Which brings us back to Paris, Wilson’s home away from home. Should you bring a sandwich to Einstein on the Beach? You’ll most likely get hungry. At four-and-a-half hours, you’re also likely to get thirsty, and stiff, and to notice a little swelling around the feet and ankles. The couple with the salmon has thought all of this through. No doubt they’ve got a thermos of coffee to go along with those sandwiches, and probably a change of socks, inflatable neck pillows, liquid tears and travel Scrabble, just in case. For the latter acts, they probably have something to support the lumbar spine and those toothbrushes that come with the paste already caked on the bristles. If Skymall had an “experimental opera” page, they’d own every item. To remain entertained. To stay engaged. To keep awake. To make it a little more bearable. They could do this all day. They could sit through anything! Einstein, Wagner, Robert LePage! Paul Thomas Anderson, oeuvres complètes! Every transatlantic flight, every hour of C-SPAN, every trip to the DMV!

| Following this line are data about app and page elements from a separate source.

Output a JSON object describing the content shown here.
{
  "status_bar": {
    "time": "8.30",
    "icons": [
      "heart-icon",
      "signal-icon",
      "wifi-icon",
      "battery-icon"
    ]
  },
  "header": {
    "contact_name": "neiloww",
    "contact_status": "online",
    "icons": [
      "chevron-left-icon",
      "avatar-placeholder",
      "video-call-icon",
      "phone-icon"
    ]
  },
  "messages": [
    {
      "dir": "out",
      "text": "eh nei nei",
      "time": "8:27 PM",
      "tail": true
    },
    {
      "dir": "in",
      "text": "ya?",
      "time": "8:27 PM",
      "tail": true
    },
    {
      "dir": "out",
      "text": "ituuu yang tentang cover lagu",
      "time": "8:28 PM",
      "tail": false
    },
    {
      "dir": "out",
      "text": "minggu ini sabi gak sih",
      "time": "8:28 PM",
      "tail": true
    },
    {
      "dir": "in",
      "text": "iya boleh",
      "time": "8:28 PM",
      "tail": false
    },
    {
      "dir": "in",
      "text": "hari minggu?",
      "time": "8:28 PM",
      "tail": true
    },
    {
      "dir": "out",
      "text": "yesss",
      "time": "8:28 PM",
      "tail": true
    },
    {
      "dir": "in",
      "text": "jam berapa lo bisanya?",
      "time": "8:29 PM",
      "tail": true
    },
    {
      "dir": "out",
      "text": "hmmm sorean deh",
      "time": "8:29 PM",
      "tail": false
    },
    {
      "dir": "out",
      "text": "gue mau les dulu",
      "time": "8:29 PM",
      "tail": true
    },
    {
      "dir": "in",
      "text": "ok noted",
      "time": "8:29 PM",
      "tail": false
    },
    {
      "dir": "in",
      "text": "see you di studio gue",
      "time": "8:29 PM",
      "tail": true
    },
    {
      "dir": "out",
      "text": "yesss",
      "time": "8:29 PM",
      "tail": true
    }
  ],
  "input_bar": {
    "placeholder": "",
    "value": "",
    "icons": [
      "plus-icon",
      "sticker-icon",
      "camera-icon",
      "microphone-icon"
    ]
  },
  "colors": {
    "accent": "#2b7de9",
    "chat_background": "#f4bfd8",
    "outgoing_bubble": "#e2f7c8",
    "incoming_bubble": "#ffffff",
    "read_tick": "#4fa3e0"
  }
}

But could they do better? As Craig Owens writes, Einstein calls attention to the poverty of language, “but also all processes of logical thought according to which we parse, analyze, literally come to terms with experience.” The deaf perceive differently from the hearing, just as the handicapped do from the whole, as Wilson does from Wagner, Cunningham from Coppola. Suspended in time and space, the protracted actions of Einstein’s characters and their emotional distance from the audience beseech us to confront our processes of perception using a language unique to the experience. At the end of the four-and-a-half hours in Paris, those who remain leap to their feet. They holler and cheer, ostensibly for Wilson, Glass, and Childs, who join the cast for a curtain call, but also for themselves, for having endured it. They did it! They made it! They’ve won — if only playing by the rules of a very different game.